After the separation Duchess Marie took up residence in a villa in Dresden-
Princess of Lippe
On 29 April 1914 Duchess Marie became engaged to Prince Julius Ernst of Lippe after the consent of her father Grand Duke Adolf Friedrich V and her fiancée’s brother the reigning Prince Leopold IV of Lippe had been given. Tragically this would be one of her father’s last acts as Grand Duke before his death on 11 June 1914.
Duchess Marie and Prince Julius Ernst were married on 11 August 1914 in Neustrelitz shortly after the outbreak of the First World War. This was the first wedding by a member of the Grand Ducal Family to take place in Neustrelitz since that of Duchess Marie’s great aunt Duchess Caroline to the then Crown Prince (later King Frederik VII) of Denmark over 70 years before.
Duchess Marie spent the war years with her husband at their villa in Dresden-
After the war the couple continued to live at their villa in Dresden-

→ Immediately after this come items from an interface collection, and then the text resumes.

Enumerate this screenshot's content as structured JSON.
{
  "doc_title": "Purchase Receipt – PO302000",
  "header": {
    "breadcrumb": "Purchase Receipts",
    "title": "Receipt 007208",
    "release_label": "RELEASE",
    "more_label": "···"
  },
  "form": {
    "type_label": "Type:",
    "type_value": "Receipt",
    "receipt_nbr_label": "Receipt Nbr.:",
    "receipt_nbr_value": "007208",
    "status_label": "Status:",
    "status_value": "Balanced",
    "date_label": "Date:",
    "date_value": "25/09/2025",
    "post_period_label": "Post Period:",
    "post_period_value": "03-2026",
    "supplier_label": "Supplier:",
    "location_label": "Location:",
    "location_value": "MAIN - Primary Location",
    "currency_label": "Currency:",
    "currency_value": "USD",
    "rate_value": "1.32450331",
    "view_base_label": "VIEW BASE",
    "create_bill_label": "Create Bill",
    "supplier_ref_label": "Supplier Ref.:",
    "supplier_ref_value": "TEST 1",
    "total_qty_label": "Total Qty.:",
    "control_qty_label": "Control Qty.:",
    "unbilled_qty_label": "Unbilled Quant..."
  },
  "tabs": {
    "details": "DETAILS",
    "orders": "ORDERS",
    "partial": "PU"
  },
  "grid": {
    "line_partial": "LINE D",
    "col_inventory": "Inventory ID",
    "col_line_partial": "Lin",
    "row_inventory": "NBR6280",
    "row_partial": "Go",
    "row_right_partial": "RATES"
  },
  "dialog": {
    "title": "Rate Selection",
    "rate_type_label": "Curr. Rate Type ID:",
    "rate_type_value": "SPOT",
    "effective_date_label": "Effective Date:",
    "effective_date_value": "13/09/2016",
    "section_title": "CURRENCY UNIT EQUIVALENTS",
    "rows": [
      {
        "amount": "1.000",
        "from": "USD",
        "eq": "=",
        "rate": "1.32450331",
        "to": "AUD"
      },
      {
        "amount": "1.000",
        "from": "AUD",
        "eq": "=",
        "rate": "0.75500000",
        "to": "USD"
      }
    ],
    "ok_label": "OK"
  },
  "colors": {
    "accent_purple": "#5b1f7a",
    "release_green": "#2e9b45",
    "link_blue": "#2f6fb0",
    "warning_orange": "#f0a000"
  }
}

In 1930 her husband renovated his family seat in Oberkassel, Bonn and the family
began to split their time between their two properties, spending the summer in Oberkassel
and the winter in Dresden. In January 1937 Duchess Marie and her husband travelled
to the Netherlands to attend the wedding of their nephew Prince Bernhard of Lippe-
Duchess Marie and Prince Julius Ernst celebrated their silver wedding anniversary on 11 August 1939 just a month before the Second World War broke out. Following the end of the conflict in 1945 Duchess Marie lost her Dresden property, which falling in communist East Germany was confiscated by the Red Army, with the family being forced to settle permanently in Oberkassel.
It was in Oberkassel that Duchess Marie died on 14 October 1948 aged 70. She was buried in her husband’s family’s crypt at Heisterbach Abbey near Oberkassel, she was survived by her husband Prince Julius Ernst who died on 15 September 1952.
Dame of the Order of Luise, Prussia